======== Source records
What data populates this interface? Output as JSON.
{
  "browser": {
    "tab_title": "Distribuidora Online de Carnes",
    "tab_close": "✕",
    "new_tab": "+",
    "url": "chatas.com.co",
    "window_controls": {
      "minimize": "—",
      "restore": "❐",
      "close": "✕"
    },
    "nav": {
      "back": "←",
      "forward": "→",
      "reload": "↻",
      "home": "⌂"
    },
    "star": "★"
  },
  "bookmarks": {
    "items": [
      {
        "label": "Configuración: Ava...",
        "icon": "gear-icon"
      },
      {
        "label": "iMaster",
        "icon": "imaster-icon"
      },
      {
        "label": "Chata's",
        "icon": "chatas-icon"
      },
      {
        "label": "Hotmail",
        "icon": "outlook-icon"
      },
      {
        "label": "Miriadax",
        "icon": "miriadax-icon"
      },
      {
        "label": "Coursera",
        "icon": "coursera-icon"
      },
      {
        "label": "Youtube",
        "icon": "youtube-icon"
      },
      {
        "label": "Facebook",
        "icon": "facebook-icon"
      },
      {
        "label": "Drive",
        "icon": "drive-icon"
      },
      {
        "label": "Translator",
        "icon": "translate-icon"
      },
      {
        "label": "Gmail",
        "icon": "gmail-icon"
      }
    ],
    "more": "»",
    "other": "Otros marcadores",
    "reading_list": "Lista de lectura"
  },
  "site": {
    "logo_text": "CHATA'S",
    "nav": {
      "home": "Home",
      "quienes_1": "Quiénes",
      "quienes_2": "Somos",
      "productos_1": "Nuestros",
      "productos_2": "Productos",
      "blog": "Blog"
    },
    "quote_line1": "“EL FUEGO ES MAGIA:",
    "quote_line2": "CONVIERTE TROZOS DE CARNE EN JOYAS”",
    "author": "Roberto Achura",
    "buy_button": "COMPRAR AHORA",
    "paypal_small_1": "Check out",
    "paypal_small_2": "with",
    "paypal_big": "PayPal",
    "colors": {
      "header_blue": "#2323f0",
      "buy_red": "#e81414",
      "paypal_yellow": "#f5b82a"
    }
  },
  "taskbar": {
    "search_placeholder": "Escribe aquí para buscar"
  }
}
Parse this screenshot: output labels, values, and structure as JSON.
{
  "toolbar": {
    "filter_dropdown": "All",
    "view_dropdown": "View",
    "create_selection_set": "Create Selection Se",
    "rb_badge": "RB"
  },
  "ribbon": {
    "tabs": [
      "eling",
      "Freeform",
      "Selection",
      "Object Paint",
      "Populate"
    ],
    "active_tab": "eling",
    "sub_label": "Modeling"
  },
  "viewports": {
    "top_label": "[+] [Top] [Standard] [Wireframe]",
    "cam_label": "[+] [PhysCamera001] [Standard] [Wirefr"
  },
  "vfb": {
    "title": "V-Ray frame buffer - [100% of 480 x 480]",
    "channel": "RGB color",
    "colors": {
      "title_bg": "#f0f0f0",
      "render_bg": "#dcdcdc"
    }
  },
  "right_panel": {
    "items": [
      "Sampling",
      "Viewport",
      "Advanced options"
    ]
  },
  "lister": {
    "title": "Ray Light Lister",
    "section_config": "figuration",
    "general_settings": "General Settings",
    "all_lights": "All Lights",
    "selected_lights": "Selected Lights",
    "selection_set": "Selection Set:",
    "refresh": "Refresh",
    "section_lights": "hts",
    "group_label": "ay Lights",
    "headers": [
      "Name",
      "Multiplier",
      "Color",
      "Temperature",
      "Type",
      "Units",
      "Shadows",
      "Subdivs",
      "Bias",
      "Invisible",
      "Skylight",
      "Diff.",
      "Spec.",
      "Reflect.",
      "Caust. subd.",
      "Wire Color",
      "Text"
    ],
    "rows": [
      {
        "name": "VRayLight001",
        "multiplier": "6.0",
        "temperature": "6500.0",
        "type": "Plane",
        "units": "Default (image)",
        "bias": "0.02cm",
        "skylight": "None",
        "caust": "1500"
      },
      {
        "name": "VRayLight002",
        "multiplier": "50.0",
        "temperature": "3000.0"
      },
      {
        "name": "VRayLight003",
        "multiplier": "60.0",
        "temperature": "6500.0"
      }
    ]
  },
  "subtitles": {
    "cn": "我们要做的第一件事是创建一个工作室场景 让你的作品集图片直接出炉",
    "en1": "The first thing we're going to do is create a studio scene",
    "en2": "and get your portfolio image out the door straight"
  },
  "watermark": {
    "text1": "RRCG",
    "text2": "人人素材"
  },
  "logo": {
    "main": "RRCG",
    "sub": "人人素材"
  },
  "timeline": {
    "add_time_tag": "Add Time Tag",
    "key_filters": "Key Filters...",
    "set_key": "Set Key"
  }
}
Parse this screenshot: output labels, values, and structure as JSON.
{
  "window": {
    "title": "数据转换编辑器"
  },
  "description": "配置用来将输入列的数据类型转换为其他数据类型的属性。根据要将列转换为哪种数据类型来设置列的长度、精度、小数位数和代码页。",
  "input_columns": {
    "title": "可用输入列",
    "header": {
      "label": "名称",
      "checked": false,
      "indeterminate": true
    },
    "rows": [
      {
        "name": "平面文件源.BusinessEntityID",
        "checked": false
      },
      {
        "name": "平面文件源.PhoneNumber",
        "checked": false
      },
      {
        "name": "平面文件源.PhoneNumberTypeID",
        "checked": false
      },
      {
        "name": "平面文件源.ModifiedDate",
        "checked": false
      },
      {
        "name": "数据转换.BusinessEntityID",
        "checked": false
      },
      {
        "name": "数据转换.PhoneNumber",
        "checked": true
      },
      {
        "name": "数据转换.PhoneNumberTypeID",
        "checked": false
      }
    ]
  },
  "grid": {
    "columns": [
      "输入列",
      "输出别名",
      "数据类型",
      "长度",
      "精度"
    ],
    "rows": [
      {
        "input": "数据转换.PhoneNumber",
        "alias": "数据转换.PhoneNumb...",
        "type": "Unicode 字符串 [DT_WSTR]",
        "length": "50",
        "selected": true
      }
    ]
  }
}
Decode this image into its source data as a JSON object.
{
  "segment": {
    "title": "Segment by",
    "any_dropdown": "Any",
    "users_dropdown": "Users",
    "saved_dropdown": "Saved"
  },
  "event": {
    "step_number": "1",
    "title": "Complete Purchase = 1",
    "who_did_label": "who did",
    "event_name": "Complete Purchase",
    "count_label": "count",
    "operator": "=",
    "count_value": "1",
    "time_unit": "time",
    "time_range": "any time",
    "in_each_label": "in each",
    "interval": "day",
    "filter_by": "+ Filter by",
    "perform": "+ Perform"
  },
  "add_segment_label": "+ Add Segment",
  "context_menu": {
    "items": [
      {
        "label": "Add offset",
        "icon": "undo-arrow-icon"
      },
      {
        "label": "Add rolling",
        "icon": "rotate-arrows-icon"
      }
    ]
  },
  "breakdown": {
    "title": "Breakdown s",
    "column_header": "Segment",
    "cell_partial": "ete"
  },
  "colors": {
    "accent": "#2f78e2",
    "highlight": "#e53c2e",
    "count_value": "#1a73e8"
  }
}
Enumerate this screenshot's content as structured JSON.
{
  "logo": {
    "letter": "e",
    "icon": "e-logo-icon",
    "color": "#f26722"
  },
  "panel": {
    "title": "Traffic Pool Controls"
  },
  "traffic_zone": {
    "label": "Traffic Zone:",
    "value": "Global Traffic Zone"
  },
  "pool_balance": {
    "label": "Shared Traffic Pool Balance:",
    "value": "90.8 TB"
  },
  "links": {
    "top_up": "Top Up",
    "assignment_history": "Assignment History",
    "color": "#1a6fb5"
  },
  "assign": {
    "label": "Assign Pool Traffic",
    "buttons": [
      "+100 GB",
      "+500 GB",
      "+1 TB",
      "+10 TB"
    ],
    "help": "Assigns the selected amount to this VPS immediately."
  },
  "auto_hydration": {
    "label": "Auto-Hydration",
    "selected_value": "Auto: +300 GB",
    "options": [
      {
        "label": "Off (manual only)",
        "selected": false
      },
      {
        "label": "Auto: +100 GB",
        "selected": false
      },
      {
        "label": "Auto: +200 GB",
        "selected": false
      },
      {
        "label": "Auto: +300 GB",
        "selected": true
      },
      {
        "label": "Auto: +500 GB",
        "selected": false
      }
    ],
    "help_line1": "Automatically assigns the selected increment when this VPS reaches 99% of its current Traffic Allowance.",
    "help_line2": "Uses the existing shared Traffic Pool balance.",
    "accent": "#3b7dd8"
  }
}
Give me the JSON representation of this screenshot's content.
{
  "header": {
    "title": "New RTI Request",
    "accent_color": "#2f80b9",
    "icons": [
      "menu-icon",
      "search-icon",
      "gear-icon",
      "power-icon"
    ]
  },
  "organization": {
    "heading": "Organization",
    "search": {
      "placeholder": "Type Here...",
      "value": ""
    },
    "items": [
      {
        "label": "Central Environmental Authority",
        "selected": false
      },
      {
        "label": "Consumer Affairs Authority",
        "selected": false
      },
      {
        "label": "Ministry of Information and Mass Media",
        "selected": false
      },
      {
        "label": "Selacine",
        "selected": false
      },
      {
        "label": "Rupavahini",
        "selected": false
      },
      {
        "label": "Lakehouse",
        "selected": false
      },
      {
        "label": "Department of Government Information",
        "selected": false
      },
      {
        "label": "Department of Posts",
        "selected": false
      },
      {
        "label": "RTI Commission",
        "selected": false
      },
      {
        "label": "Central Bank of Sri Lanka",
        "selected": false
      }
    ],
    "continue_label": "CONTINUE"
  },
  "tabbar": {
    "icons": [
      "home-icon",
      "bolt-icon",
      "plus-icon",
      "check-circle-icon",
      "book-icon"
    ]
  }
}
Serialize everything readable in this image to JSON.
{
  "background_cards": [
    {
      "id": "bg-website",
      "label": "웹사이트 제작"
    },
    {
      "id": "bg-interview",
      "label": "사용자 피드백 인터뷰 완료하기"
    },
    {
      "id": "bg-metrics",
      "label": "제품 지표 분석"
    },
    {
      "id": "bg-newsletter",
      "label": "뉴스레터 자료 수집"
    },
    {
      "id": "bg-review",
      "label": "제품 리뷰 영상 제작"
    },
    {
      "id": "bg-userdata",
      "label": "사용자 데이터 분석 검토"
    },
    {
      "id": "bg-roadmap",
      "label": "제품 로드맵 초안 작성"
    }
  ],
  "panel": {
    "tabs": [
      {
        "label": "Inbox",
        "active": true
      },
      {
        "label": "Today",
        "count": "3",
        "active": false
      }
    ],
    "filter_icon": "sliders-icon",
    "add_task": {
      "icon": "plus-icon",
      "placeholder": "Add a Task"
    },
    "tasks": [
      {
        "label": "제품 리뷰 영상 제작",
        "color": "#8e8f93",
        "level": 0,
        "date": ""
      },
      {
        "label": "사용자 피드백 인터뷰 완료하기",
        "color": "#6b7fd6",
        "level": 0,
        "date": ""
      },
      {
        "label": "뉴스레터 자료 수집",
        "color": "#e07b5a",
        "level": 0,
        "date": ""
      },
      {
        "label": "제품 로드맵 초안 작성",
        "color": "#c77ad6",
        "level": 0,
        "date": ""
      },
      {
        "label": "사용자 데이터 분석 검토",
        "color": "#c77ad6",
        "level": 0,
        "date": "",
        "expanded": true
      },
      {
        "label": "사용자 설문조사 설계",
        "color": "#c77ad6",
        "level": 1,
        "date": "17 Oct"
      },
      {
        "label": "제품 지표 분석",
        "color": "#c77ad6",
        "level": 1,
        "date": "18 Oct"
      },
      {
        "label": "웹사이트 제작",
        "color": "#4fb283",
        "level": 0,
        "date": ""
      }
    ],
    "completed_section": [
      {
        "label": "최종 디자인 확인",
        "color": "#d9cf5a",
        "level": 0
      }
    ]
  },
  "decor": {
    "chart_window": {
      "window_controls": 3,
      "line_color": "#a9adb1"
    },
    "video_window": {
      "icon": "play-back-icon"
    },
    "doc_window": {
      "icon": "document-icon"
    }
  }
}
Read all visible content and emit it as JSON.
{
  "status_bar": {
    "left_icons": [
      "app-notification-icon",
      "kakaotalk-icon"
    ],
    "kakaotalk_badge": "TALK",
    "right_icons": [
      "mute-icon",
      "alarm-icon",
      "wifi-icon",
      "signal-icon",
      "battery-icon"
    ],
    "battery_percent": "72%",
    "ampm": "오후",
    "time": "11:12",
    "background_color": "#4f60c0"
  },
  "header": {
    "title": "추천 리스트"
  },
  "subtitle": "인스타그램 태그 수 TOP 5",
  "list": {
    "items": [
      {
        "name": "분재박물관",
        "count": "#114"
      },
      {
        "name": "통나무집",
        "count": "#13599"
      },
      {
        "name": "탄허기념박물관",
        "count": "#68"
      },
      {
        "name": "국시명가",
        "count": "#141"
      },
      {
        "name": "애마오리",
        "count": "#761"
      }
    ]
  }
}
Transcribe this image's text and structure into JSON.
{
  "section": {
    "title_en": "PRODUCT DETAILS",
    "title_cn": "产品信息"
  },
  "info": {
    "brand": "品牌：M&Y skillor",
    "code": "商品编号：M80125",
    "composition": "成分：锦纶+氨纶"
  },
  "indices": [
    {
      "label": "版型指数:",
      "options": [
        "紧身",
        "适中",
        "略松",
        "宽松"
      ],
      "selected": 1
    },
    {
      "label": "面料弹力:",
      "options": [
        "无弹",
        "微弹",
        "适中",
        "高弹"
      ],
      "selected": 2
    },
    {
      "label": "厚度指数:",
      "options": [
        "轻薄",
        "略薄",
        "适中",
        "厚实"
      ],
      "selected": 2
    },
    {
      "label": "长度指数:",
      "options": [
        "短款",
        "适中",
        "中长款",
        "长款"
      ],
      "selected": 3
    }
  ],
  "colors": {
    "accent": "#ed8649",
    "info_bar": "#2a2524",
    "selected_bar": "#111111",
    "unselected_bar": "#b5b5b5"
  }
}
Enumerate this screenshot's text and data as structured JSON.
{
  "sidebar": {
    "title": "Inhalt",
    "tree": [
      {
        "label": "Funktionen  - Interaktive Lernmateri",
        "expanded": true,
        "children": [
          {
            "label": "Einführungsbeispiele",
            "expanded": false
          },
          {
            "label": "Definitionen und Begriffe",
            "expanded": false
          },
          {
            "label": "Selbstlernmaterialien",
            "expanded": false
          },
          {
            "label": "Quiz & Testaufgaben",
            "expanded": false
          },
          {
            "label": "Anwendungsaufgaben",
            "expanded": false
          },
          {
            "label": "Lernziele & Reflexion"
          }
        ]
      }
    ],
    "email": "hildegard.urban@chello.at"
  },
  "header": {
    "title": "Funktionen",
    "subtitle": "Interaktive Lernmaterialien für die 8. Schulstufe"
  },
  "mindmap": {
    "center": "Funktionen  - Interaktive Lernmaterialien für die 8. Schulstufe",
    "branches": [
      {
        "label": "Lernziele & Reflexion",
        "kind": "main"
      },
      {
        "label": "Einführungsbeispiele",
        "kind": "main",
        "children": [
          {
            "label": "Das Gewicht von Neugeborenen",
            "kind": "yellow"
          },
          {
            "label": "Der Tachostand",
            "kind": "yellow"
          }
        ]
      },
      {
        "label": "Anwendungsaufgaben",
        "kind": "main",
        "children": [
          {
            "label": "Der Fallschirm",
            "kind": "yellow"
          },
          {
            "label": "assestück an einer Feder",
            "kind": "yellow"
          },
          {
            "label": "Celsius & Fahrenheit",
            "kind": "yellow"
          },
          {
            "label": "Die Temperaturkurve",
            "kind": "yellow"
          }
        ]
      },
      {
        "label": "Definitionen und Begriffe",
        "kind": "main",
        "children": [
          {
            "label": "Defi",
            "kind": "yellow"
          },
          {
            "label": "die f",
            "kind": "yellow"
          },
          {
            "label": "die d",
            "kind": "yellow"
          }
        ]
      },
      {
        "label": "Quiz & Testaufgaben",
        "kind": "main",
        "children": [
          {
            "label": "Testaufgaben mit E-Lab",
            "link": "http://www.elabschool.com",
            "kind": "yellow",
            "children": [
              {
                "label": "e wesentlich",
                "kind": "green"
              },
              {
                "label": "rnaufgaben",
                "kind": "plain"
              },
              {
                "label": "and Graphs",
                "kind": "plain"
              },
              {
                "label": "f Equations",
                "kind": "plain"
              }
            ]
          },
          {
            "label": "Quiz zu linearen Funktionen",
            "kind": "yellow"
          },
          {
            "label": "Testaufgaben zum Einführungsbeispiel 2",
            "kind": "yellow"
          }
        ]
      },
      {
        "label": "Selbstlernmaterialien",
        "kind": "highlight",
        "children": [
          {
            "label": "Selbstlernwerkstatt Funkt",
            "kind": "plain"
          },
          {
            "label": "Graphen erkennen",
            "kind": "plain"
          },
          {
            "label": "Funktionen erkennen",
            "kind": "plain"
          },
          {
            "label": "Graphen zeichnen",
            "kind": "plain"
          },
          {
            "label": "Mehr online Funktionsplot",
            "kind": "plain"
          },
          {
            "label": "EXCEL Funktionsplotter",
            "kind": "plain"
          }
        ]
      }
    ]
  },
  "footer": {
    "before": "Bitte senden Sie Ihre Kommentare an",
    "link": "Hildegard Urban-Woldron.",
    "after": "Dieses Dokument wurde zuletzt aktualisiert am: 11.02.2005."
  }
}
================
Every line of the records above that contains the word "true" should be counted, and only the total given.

7